(Data excerpts)
--- START ---

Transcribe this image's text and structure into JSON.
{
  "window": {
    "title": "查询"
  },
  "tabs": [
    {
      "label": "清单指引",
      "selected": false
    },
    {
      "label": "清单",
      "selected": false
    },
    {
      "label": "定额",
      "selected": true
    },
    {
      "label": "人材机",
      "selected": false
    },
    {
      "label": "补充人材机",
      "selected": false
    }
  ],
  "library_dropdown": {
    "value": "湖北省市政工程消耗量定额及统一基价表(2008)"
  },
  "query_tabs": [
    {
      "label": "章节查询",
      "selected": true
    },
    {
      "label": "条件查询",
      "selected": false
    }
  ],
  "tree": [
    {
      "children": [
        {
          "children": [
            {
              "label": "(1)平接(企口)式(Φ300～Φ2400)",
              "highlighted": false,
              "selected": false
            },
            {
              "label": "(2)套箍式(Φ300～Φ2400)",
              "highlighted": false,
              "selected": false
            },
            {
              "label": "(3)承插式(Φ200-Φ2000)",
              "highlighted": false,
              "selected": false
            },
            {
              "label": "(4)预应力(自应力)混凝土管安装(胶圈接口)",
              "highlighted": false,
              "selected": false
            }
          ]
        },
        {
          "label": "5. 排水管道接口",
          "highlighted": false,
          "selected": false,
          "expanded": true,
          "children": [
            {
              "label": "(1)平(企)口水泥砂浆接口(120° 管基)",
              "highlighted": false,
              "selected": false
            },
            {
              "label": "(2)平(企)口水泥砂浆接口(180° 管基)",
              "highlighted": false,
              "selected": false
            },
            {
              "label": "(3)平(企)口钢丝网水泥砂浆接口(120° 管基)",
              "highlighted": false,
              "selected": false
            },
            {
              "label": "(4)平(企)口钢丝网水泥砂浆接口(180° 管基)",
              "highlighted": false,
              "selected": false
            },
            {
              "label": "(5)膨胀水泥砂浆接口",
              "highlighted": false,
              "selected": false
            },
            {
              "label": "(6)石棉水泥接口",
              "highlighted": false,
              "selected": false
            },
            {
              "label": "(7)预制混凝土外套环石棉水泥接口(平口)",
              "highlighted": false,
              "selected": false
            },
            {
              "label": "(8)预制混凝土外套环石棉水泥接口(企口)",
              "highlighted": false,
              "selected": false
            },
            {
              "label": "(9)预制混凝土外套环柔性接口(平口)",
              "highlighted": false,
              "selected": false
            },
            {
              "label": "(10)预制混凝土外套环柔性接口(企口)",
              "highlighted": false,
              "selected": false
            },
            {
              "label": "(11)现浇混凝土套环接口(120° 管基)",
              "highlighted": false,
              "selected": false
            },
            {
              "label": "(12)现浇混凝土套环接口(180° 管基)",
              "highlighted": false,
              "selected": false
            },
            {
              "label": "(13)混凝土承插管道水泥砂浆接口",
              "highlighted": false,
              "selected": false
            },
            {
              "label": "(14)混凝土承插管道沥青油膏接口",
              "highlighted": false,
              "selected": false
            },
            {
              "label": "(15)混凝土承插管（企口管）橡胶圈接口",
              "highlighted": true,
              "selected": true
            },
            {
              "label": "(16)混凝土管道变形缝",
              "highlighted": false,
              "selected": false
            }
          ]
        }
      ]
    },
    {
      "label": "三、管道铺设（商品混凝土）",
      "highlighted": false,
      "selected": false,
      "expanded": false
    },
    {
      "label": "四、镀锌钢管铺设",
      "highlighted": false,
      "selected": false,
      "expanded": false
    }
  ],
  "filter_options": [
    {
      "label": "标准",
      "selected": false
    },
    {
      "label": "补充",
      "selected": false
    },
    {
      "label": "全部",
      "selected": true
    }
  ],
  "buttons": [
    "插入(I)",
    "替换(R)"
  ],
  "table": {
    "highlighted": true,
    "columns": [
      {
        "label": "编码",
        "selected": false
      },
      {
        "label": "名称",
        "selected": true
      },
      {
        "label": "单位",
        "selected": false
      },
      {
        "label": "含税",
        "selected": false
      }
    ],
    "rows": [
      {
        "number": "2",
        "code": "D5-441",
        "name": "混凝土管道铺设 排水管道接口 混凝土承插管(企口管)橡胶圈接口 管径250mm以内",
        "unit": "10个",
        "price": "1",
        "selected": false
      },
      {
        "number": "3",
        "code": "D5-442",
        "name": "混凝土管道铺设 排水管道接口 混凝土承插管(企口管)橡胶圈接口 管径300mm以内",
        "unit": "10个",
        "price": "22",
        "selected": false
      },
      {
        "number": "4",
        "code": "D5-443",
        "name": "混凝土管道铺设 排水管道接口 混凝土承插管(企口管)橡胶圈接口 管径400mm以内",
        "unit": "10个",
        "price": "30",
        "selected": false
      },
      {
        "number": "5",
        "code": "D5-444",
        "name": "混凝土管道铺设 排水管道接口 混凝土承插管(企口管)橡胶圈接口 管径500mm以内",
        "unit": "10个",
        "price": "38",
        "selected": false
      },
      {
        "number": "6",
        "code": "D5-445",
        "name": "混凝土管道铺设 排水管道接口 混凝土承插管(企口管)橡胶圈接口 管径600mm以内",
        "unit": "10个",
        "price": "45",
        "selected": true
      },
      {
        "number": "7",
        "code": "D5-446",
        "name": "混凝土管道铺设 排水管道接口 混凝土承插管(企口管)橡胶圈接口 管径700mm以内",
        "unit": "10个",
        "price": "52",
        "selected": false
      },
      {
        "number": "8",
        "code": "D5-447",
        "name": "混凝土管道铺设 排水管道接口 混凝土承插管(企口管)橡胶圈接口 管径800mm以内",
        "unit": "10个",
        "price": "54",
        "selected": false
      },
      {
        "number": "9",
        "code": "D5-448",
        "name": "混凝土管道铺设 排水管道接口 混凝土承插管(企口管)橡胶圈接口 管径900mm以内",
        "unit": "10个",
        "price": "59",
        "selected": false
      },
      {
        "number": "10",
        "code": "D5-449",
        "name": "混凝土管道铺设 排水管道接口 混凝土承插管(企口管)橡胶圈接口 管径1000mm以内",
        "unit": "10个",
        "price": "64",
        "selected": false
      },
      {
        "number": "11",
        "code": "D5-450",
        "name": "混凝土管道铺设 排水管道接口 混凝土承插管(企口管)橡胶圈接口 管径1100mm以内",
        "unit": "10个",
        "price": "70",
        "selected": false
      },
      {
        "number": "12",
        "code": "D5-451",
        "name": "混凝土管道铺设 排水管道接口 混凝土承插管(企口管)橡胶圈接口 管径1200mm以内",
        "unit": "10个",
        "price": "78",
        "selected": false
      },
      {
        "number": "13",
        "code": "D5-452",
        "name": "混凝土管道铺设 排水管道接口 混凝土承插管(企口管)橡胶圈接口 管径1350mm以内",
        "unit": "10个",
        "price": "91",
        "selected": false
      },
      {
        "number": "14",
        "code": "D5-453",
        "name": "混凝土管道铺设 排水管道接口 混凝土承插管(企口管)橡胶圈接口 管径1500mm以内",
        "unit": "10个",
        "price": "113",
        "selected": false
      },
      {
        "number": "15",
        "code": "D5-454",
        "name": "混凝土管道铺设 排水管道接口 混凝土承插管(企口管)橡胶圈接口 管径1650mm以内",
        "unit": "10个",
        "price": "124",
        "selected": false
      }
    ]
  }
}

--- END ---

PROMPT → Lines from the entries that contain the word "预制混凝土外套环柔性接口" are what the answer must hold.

EXERCISE RESPONSE →
              "label": "(9)预制混凝土外套环柔性接口(平口)",
              "label": "(10)预制混凝土外套环柔性接口(企口)",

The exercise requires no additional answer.